Hiddensee ~ A Capsule Book Review by Allen Kopp
Author Gregory Maguire takes fairy stories or well-known fantasy stories such as The Wizard of Oz and “reinterprets” them for a grown-up audience. His latest novel is Hiddensee, all about the life of the fictional character Herr Dirk Drosselmeier, woodcarver and toy maker who made from wood “the nutcracker.” Yes, it’s the same nutcracker as the one in the story popularized by Tchaikovsky’s ballet, which was taken from a short story by E.T.A. Hoffmann, which was itself adapted from a story “The Nutcracker” by Alexandre Dumas. As you can see, this is a story with deep literary roots, none of which you need to know to enjoy the book.

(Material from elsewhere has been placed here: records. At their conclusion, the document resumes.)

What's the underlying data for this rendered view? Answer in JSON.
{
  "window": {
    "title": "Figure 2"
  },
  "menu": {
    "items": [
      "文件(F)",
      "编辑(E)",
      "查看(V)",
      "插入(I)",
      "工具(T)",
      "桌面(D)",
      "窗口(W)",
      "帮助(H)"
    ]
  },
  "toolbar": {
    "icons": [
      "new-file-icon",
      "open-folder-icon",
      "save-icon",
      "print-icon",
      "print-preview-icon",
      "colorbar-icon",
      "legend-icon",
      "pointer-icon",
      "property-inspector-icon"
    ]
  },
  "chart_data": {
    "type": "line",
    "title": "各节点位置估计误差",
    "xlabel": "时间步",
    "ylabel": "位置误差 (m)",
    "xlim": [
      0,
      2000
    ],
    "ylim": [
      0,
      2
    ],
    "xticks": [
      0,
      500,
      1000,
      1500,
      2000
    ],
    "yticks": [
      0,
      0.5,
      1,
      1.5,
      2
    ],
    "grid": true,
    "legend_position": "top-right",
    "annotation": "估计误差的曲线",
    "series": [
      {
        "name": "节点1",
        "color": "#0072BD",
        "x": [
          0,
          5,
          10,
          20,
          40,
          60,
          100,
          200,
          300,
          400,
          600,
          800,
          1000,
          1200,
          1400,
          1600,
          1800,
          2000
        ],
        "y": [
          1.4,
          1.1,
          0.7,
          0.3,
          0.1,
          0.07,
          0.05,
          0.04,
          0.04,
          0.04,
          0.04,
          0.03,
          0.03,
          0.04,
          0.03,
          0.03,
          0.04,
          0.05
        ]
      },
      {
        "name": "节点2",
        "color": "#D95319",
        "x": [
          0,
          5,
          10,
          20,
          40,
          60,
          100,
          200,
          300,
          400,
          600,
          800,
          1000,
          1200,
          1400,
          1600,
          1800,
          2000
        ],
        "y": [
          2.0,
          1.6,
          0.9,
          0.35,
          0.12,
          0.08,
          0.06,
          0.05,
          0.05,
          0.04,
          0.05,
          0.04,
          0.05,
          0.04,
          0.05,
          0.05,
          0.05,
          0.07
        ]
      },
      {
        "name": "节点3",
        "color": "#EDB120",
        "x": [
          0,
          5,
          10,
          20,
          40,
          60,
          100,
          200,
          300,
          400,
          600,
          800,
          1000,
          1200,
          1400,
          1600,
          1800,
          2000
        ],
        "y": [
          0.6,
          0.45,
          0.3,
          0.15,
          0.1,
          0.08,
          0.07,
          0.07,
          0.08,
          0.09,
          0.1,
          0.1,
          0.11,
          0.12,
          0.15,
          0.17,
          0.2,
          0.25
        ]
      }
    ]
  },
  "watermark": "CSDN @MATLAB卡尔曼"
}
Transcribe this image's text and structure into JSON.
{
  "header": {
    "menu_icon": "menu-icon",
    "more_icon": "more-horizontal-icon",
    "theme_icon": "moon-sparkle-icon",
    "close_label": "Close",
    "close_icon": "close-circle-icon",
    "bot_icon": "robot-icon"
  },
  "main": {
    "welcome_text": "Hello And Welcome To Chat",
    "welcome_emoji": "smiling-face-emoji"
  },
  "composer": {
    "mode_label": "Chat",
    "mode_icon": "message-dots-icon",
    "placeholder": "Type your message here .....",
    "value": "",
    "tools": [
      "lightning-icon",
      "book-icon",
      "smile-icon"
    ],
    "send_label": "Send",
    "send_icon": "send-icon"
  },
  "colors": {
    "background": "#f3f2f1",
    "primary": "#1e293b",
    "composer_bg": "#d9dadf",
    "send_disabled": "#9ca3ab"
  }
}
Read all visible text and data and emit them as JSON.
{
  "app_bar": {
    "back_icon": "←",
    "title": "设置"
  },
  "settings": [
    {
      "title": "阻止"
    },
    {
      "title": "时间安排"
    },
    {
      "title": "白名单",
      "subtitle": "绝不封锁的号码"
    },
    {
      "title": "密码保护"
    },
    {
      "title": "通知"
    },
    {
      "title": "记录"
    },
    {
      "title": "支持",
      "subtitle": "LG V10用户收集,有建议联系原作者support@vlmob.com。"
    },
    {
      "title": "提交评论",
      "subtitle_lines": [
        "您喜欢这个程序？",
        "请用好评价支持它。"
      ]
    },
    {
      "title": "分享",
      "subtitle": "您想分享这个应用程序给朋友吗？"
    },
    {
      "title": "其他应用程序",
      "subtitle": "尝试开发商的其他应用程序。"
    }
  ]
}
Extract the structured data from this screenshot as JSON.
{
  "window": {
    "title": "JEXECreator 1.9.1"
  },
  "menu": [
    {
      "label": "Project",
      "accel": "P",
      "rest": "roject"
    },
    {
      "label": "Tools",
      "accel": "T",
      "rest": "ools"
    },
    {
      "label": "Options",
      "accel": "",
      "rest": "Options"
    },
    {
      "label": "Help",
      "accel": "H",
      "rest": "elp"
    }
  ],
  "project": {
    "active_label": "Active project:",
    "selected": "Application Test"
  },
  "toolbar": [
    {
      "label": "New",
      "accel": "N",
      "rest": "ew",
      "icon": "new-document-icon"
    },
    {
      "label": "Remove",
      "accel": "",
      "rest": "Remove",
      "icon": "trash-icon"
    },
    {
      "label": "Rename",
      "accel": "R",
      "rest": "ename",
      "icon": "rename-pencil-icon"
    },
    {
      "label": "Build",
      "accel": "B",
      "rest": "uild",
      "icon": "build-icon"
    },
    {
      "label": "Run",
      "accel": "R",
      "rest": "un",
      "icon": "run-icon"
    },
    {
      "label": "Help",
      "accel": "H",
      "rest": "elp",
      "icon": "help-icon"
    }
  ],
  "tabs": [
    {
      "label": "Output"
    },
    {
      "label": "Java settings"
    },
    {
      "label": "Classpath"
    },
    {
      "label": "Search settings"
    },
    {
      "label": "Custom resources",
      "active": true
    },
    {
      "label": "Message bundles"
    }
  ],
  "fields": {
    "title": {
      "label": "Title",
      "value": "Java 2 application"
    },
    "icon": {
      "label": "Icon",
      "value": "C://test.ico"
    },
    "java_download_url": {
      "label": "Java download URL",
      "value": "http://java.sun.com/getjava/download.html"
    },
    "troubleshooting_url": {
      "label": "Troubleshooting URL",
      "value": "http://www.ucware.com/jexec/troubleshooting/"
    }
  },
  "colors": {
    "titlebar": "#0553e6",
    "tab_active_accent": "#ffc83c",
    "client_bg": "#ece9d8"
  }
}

Hiddensee is set in the 1800s in the Black Forest in Bavaria, southern Germany, a magical place even when nothing happens there. Dirk Drosselmeier is a foundling child never knowing his parents or where he came from. He is brought up in a tiny house deep in the woods by an old man and an old woman, who, we find out toward the end of the book, are really Hansel and Gretel. He never has any contact with any other person in his life besides this old man and old woman. They treat him kindly until he is about ten years old and they decide to kill him. When Hansel takes him out into the woods to kill him with his axe, the killing isn’t successful, except in the sense that Drosselmeier dies and comes back to life. It’s a fantasy story, remember.
Drosselmeier, for obvious reasons, gets away from Hansel and Gretel and spends the rest of his childhood with a minister, who takes care of him but is mostly indifferent to him. Do you see a trend here? He doesn’t have a very happy life and doesn’t seem to belong anywhere. One important plot point that must be remembered is that Drosselmeier, when he leaves Hansel and Gretel, takes a crutch with him that he made for Hansel. The crutch is of no apparent use to him, but he takes it with him everywhere he goes, anyway.
After he leaves the minister he finds himself as a sort of servant with a wealthy family, where he befriends the young musician Felix Stahlbaum. He and Felix remain friends as long as they both live. He gets into trouble when it is assumed that he impregnated a young servant girl (he didn’t) and has to leave. He ends up with a paper maker with a strange Persian wife and two small boys. He befriends the family and begins making toys and entertaining the two boys with stories he heard as a child. Eventually he falls in love with the paper maker’s wife. This, of course, does not end happily.
Anyway, the story follows Drosselmeier’s life through to the end. He makes a nutcracker from the crutch he took away from Hansel and Gretel. He sets up a shop in Munich and makes a living as a toy maker. His friend Felix Stahlbaum has two sons of his own and Drosselmeier becomes their godfather.
Felix’s family is the only family Drosselmeier has ever known. Felix dies and Drosselmeier continues being friendly with his widow and two sons. One of the sons grows up and has children of his own, including a daughter Klara. Klara is sickly and might die. The story takes us to a Christmas Eve when Klara is gravely ill and Drosselmeier presents her with the nutcracker he made years earlier and a magical castle that can be opened only with a golden key that is kept inside a walnut concealed on the Tannenbaum. What happens when Klara is alone in the room with the nutcracker, some mice, and the magical castle forms the basis for the story’s conclusion.
I’ve read all of Gregory Maguire’s books. Hiddensee is not my favorite, but it’s engaging and beautifully written throughout, if you, like me, are willing to suspend disbelief for three hundred pages. For a book by Gregory Maguire that seems truly inspired, however, read Wicked or Confessions of an Ugly Stepsister.
Copyright © 2017 by Allen Kopp